In April, Ben published a detailed analysis of this issue, which allowed us to reproduce the issue and create a micropatch for Windows computer that haven't received an official fix from Microsoft.
vulnerability is easy to understand: if a scheduled task contains an environment variable in its executable path, expansion of this variable may result in double quotes around the path being lost, which could then lead to the "unquoted path" vulnerability.
On the other hand, the issue is not so easy to exploit, assuming that the local attacker does not have administrative privileges (why would they need a local privilege elevation vulnerability if they did?). The first condition is that a scheduled task must already exist on the system whose path to the executable contains an environment variable, and the second condition is that the attacker is able to create a malicious executable called program.exe in the root of C: drive. The latter is, by default, only allowed for administrators and system, so the computer would have to be in some custom configuration.
Nevertheless, we decided to patch this, since at least a couple of our users may have both these conditions fulfilled. While
still-supported Windows systems have already received the official
vendor fix for this vulnerability, there are Windows systems out there
that aren't receiving security fixes from Microsoft anymore. In order to
protect these systems, we have created our own micropatches for this
vulnerability, which are available through the 0patch service.
Our patch is functionally similar to Microsoft's, but in our case applying the patch doesn't require a restart of the Task Scheduler service (while Microsoft's does).
The micropatch was written for the following security-adopted versions of Windows with all available Windows Updates installed:
- Windows 10 v2004
- Windows 10 v1909
- Windows 10 v1809
Windows 10 v1803
This micropatch has already been distributed to, and applied on, all online 0patch Agents in PRO or Enterprise accounts (unless Enterprise group settings prevent that).
Vulnerabilities like this one get discovered on a regular basis, and
attackers know about them all. If you're using Windows that aren't

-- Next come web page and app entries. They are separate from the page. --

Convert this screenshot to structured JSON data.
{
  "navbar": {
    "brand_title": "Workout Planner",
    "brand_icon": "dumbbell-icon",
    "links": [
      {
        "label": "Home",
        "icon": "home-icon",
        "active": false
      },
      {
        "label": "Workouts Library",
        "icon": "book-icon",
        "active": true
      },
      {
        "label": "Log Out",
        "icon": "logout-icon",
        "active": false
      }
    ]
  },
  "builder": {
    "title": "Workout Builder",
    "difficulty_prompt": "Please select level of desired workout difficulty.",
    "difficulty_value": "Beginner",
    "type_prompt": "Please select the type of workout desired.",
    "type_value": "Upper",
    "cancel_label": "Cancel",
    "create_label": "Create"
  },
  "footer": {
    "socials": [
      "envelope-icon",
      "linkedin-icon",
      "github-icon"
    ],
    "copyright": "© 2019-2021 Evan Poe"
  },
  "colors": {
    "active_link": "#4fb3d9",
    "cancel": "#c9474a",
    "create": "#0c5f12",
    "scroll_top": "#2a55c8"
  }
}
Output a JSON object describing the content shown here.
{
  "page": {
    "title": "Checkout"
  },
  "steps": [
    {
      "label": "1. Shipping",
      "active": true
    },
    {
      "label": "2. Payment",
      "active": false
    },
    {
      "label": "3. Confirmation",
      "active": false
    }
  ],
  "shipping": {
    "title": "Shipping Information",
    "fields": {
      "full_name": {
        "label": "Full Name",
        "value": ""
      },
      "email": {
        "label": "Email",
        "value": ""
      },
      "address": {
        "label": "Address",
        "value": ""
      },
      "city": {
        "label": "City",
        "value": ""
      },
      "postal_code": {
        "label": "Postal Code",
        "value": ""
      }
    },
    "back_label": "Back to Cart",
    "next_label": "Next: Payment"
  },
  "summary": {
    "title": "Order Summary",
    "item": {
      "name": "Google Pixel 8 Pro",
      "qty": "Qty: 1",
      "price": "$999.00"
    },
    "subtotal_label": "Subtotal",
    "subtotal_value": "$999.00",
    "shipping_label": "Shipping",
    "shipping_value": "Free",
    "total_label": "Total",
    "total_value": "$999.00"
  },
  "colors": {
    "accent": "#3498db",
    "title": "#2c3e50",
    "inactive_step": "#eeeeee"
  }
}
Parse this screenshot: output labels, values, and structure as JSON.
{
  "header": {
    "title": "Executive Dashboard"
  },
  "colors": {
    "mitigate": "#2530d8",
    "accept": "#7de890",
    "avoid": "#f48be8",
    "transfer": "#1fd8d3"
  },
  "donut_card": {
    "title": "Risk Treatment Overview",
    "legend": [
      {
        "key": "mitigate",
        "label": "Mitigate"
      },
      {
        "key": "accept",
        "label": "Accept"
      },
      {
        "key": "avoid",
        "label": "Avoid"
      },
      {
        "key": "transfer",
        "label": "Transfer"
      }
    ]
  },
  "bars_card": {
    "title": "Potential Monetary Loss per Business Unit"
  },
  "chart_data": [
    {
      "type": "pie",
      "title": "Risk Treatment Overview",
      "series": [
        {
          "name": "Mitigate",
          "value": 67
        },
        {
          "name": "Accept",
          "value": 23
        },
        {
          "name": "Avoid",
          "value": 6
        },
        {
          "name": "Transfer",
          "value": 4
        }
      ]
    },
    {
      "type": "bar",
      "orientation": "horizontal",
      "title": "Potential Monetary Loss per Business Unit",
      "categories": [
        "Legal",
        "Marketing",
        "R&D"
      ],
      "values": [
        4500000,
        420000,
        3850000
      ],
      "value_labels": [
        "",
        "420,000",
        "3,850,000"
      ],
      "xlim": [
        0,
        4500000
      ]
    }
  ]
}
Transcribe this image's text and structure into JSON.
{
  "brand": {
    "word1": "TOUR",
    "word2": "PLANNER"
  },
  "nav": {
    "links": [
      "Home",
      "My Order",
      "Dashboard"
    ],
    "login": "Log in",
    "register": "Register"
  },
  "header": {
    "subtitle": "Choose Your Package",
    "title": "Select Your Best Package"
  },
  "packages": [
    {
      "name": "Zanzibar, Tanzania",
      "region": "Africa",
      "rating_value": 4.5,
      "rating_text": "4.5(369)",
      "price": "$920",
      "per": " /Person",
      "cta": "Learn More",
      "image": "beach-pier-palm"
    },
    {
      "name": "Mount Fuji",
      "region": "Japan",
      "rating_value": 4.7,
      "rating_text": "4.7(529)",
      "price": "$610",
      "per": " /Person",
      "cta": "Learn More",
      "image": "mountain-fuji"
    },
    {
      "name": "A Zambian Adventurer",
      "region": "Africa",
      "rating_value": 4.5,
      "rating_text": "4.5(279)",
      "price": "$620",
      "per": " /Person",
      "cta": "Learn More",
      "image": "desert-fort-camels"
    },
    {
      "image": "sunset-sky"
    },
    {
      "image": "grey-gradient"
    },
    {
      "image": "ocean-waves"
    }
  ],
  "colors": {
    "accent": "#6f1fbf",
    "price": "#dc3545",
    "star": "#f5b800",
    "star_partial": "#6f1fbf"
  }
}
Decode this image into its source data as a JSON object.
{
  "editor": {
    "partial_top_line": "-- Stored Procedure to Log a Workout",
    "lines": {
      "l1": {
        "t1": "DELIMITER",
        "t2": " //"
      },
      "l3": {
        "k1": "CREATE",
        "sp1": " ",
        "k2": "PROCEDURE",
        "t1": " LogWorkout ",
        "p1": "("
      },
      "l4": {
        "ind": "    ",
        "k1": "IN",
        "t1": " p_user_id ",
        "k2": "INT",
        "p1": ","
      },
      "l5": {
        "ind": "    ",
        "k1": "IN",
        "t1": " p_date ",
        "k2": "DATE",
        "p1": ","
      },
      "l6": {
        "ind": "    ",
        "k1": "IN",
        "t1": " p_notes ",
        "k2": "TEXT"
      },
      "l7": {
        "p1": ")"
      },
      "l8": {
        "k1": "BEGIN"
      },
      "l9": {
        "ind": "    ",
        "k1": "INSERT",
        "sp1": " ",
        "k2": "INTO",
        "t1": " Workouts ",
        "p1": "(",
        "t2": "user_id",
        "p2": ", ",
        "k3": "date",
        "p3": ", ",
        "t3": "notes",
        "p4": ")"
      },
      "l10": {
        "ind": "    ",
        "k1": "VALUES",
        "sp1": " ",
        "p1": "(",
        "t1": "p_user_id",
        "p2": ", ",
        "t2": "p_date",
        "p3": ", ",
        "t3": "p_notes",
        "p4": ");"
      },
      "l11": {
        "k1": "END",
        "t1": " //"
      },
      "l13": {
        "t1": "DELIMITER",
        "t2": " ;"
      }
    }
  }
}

receiving official security updates anymore, 0patch will make sure these
vulnerabilities won't be exploited on your computers - and you won't
even have to know or care about these things.
If you're new to 0patch, create a free account in 0patch Central, then install and register 0patch Agent from 0patch.com, and email [email protected] for a trial. Everything else will happen automatically. No computer reboot will be needed.
To learn more about 0patch, please visit our Help Center.
We’d like to thank Ben Lincoln of Bishop Fox for sharing their analysis, which allowed us to
create a micropatch and protect our users against this attack. We also
encourage all security researchers to privately share their analyses